Tea Tree Soap

Have you ever heard of Tea Tree Oil?  I first became aware of it appearing in shampoos several years ago. I did not know very much about it so I joined my husband in doing some amazing research to learn about this substance, how it is used, why it is used, and how to add it to our applications.

Tea Tree Oil is extracted from a plant grown primarily in Austraila

Wikipedia writes about this:

he indigenousBundjalung people of eastern Australia use “tea trees” as a traditional medicine by inhaling the oils from the crushed leaves to treat coughs and colds. They also sprinkle leaves on wounds, after which a poultice is applied. In addition, tea tree leaves are soaked to make an infusion to treat sore throats or skin ailments.[2][3]

Use of the oil itself, as opposed to the unextracted plant material, did not become common practice until researcher Arthur Penfold published the first reports of its antimicrobial activity in a series of papers in the 1920s and 1930s. In evaluating the antimicrobial activity of M. alternifolia, tea tree oil was rated as 11 times more active than phenol.[4]

Tea tree plantation, Coraki.

The commercial tea tree oil industry was born after the medicinal properties of the oil were first reported by Penfold in the 1920s. It was produced from natural bush stands of M. alternifolia that produced oil with the appropriate chemotype. The plant material was hand cut and often distilled on the spot in makeshift, mobile, wood-fired bush stills.

Production ebbed after World War II, as demand for the oil declined, presumably due to the development of effective antibiotics and the waning image of natural products. Interest in the oil was rekindled in the 1970s as part of the general renaissance of interest in natural products. Commercial plantations were established in the 1970s and 1980s, which led to mechanization and large-scale production of a consistent essential oil product.[5]

Although tea tree oil normally is extracted from Melaleuca alternifolia commercially, it can also be extracted from Melaleuca dissitiflora and Melaleuca linariifolia.

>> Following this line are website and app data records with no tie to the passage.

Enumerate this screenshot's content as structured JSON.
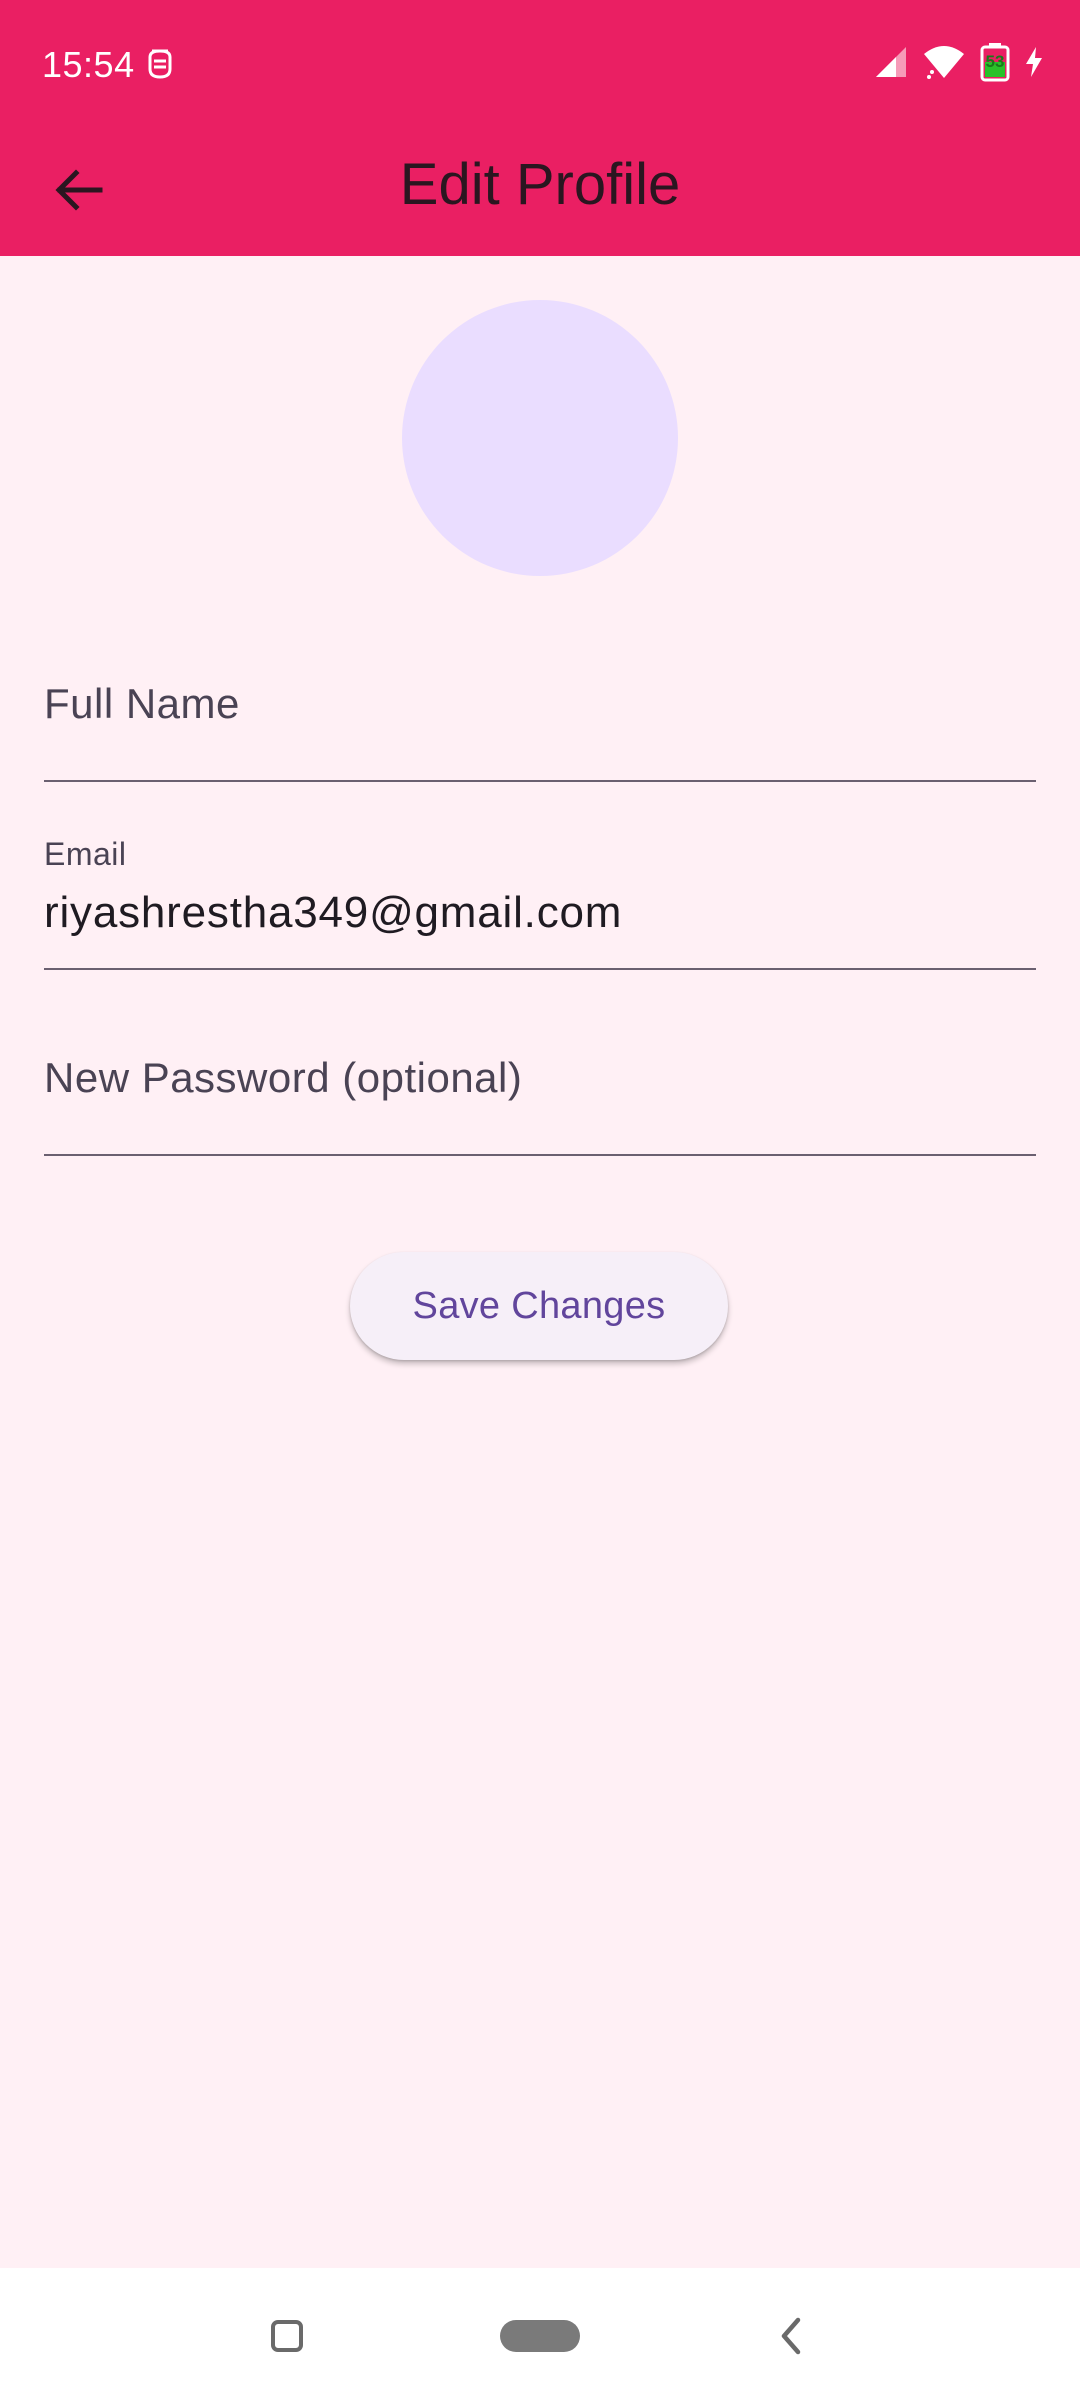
{
  "status_bar": {
    "time": "15:54",
    "icons": [
      "notification-icon",
      "signal-icon",
      "wifi-icon",
      "battery-icon",
      "charging-icon"
    ],
    "battery_level": "53"
  },
  "app_bar": {
    "title": "Edit Profile",
    "back_icon": "arrow-back-icon"
  },
  "avatar": {
    "color": "#EADDFF"
  },
  "form": {
    "full_name": {
      "label": "Full Name",
      "value": ""
    },
    "email": {
      "label": "Email",
      "value": "riyashrestha349@gmail.com"
    },
    "new_password": {
      "label": "New Password (optional)",
      "value": ""
    }
  },
  "save_button": {
    "label": "Save Changes"
  },
  "nav_bar": {
    "items": [
      "recents-icon",
      "home-pill-icon",
      "back-chevron-icon"
    ]
  },
  "colors": {
    "accent": "#EA1F63",
    "background": "#FFF0F5",
    "button_text": "#61459C"
  }
}
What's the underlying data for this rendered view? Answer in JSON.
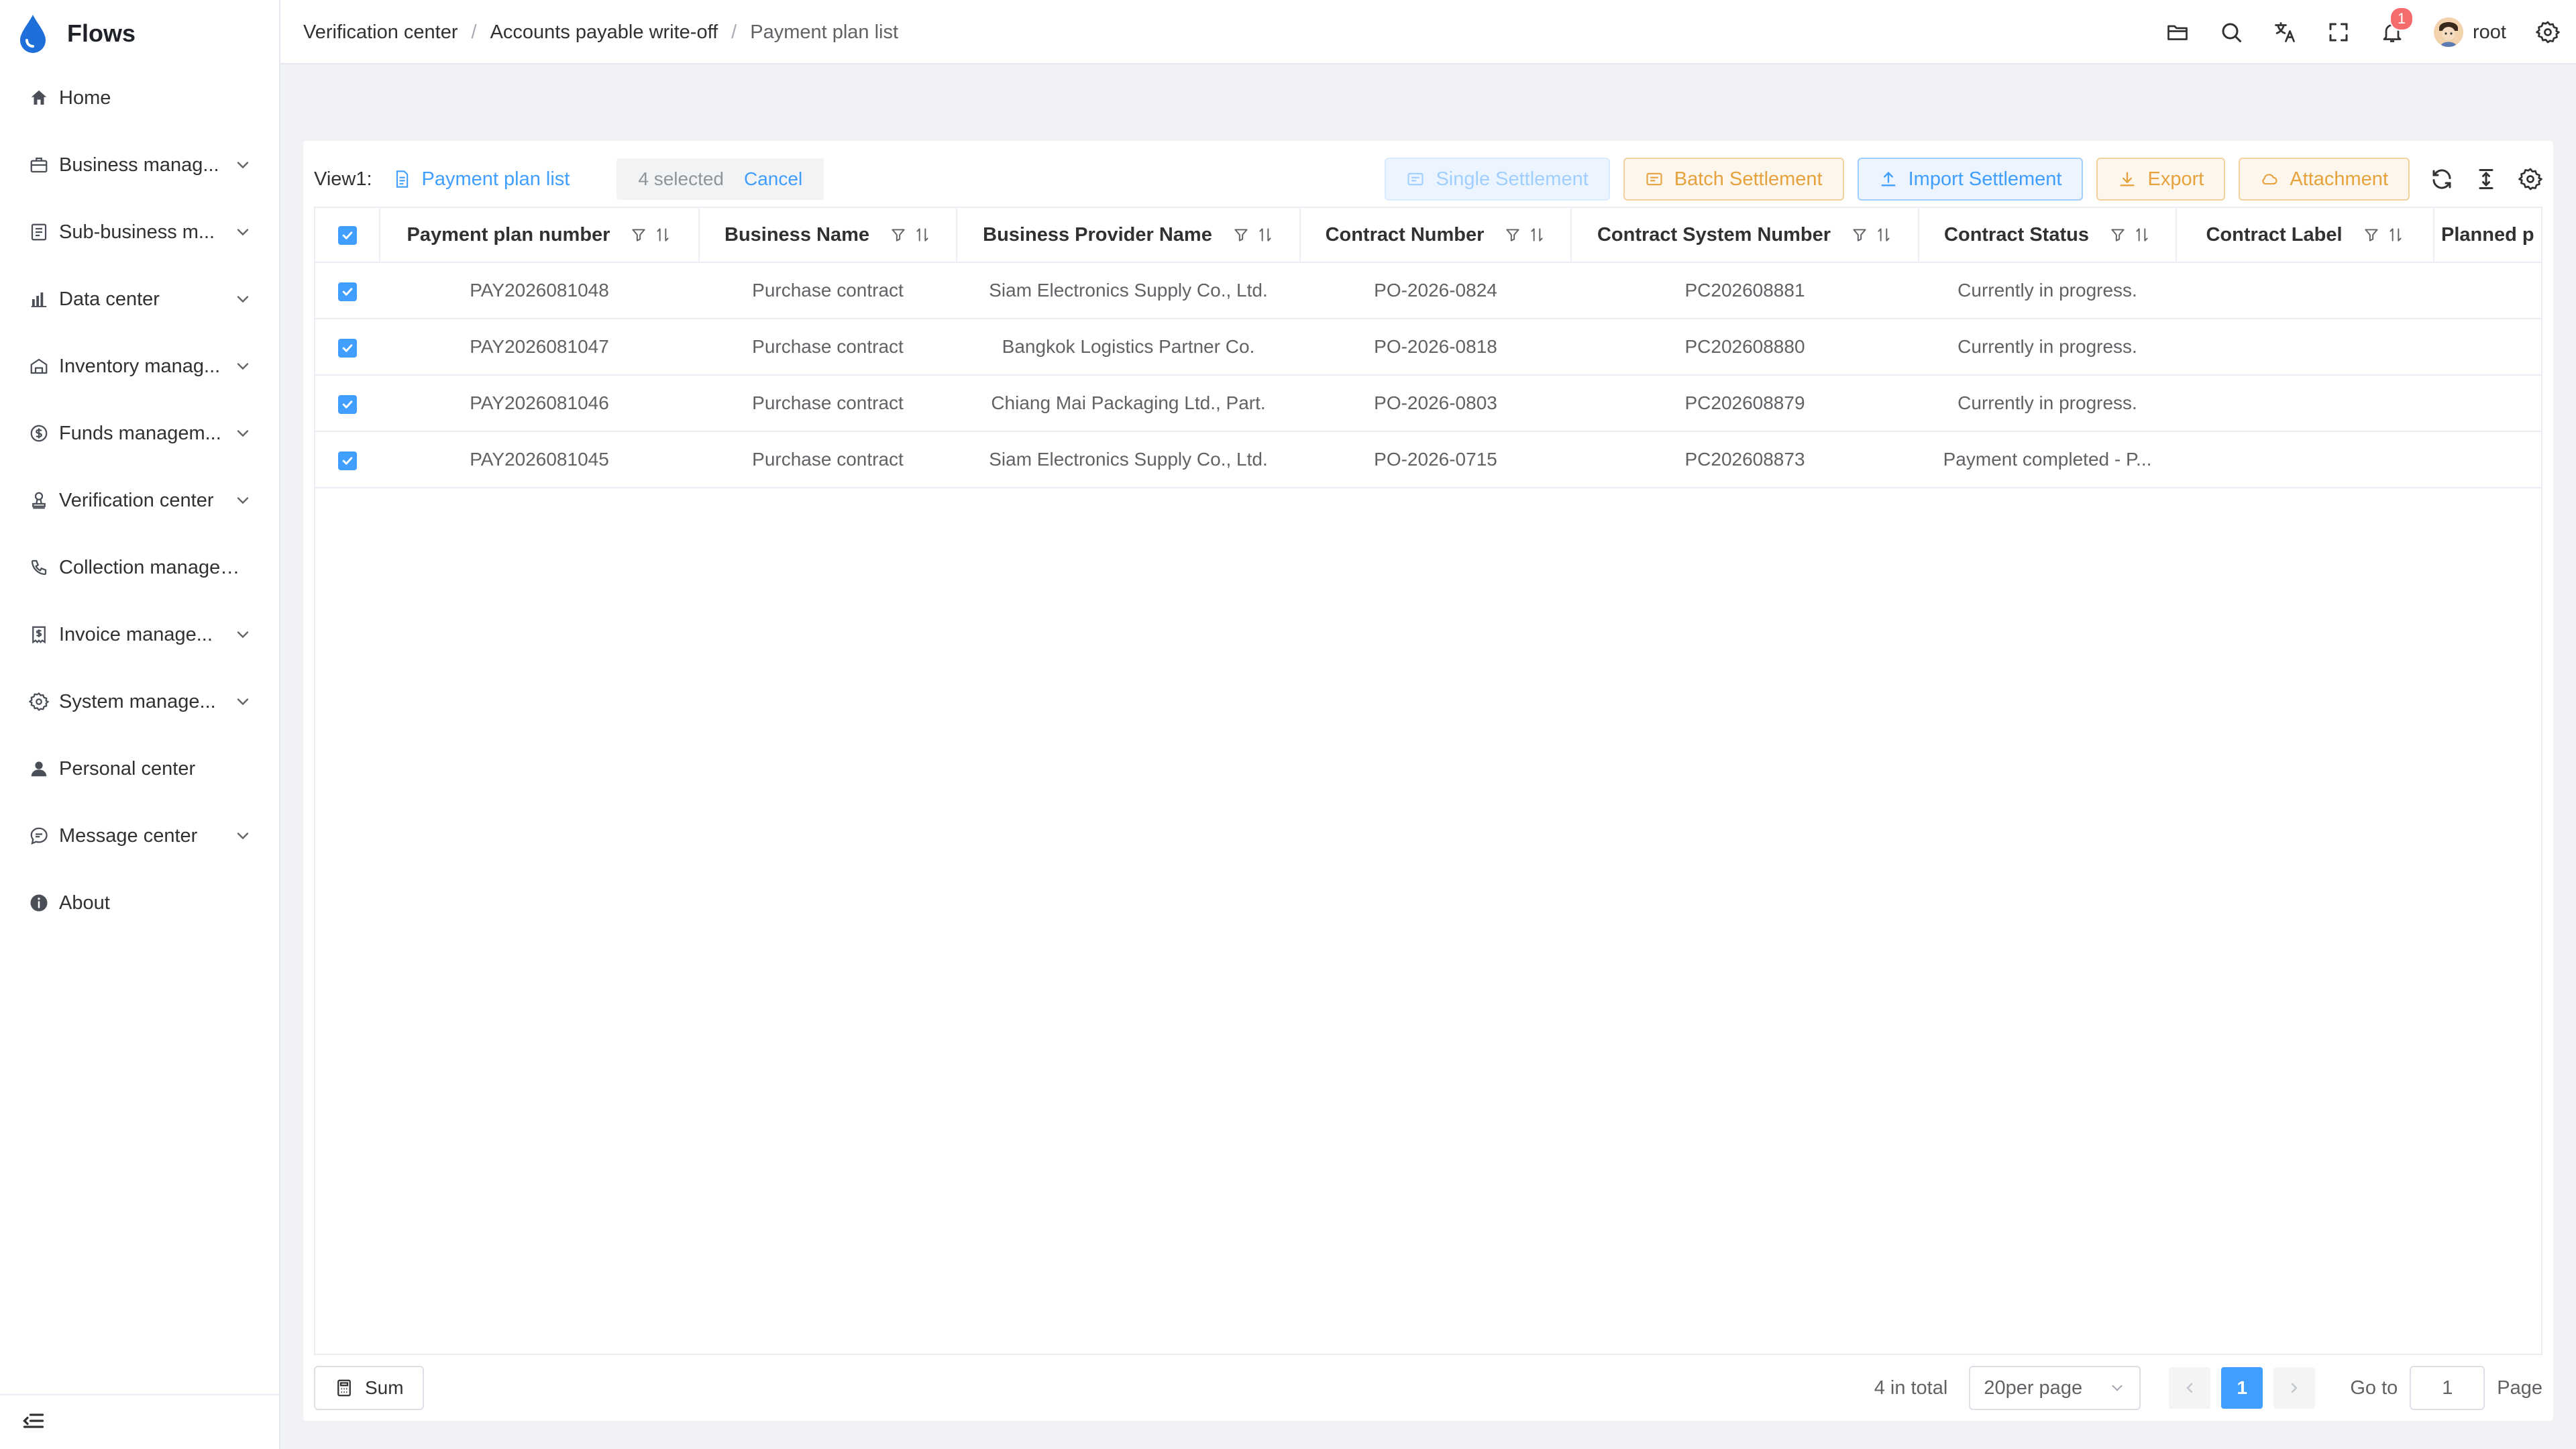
{
  "app": {
    "name": "Flows"
  },
  "sidebar": {
    "items": [
      {
        "label": "Home",
        "icon": "home-icon",
        "expandable": false
      },
      {
        "label": "Business manag...",
        "icon": "briefcase-icon",
        "expandable": true
      },
      {
        "label": "Sub-business m...",
        "icon": "document-list-icon",
        "expandable": true
      },
      {
        "label": "Data center",
        "icon": "bar-chart-icon",
        "expandable": true
      },
      {
        "label": "Inventory manag...",
        "icon": "warehouse-icon",
        "expandable": true
      },
      {
        "label": "Funds managem...",
        "icon": "coin-icon",
        "expandable": true
      },
      {
        "label": "Verification center",
        "icon": "stamp-icon",
        "expandable": true
      },
      {
        "label": "Collection managem...",
        "icon": "phone-icon",
        "expandable": false
      },
      {
        "label": "Invoice manage...",
        "icon": "invoice-icon",
        "expandable": true
      },
      {
        "label": "System manage...",
        "icon": "gear-icon",
        "expandable": true
      },
      {
        "label": "Personal center",
        "icon": "user-icon",
        "expandable": false
      },
      {
        "label": "Message center",
        "icon": "chat-icon",
        "expandable": true
      },
      {
        "label": "About",
        "icon": "info-icon",
        "expandable": false
      }
    ]
  },
  "header": {
    "breadcrumb": [
      "Verification center",
      "Accounts payable write-off",
      "Payment plan list"
    ],
    "notification_count": "1",
    "user": "root"
  },
  "toolbar": {
    "view_label": "View1:",
    "view_name": "Payment plan list",
    "selected_text": "4 selected",
    "cancel": "Cancel",
    "buttons": {
      "single_settlement": "Single Settlement",
      "batch_settlement": "Batch Settlement",
      "import_settlement": "Import Settlement",
      "export": "Export",
      "attachment": "Attachment"
    }
  },
  "table": {
    "columns": [
      "Payment plan number",
      "Business Name",
      "Business Provider Name",
      "Contract Number",
      "Contract System Number",
      "Contract Status",
      "Contract Label",
      "Planned p"
    ],
    "rows": [
      {
        "selected": true,
        "cells": [
          "PAY2026081048",
          "Purchase contract",
          "Siam Electronics Supply Co., Ltd.",
          "PO-2026-0824",
          "PC202608881",
          "Currently in progress.",
          "",
          ""
        ]
      },
      {
        "selected": true,
        "cells": [
          "PAY2026081047",
          "Purchase contract",
          "Bangkok Logistics Partner Co.",
          "PO-2026-0818",
          "PC202608880",
          "Currently in progress.",
          "",
          ""
        ]
      },
      {
        "selected": true,
        "cells": [
          "PAY2026081046",
          "Purchase contract",
          "Chiang Mai Packaging Ltd., Part.",
          "PO-2026-0803",
          "PC202608879",
          "Currently in progress.",
          "",
          ""
        ]
      },
      {
        "selected": true,
        "cells": [
          "PAY2026081045",
          "Purchase contract",
          "Siam Electronics Supply Co., Ltd.",
          "PO-2026-0715",
          "PC202608873",
          "Payment completed - P...",
          "",
          ""
        ]
      }
    ]
  },
  "footer": {
    "sum": "Sum",
    "total": "4 in total",
    "page_size": "20per page",
    "current_page": "1",
    "goto_label": "Go to",
    "goto_value": "1",
    "page_label": "Page"
  },
  "colors": {
    "accent": "#409eff",
    "warning": "#e6a23c",
    "badge": "#f56c6c"
  }
}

The tea tree oil research indicates it has some amazing properties, including  beneficial medical properties when applied topically, including antiviralantibacterialantifungal, and antiseptic qualities.

Wow, sounds like an essential oil that packs a big punch.  We were eager to do some research for a recipe for soap made with tea tree oil.  We have had a growing number of people requesting it, and i think we have finally found the recipe that will work.

Our recipe is made, and the soap is curing, and should be ready for photographing, wrapping and sale by the end of the week.  (Yes, like wine or cheese, soap does have a curing time… and this soap has been curing for a few weeks now.)

 


3 thoughts on “Tea Tree Soap

  1. Just to let you know that the picture posted is a camellia or tea plant. The tea tree has thin long leaves and is a bushy shrub tree. If you like tea tree in your soap you might also want to do some research into lemon myrtle another Australian native.

    1. Thank you for the correction on tea tree plant… and for the information on lemon myrtle. I wonder if you make soap using lemon myrtle? Could you share tips for using it, and possibly sources for the essential oil of lemon myrtle as most of my sources do not list it.

      1. Its not a common essential oil but I am sure that this will change as there has been many studies recently. We grow the plant and it is prolific, up to 10 metres high. I dry the leaves, blend and add to olive oil to make an infusion. I then use a slow cooker on low to infuse the oils. Lastly I strain before using these oils in soap. Try Aussie Soap Suppliers in Western Australian or http://www.lemonmyrtle.com.au for the oil. The latin name is Backhousia citriodora.

Leave a Reply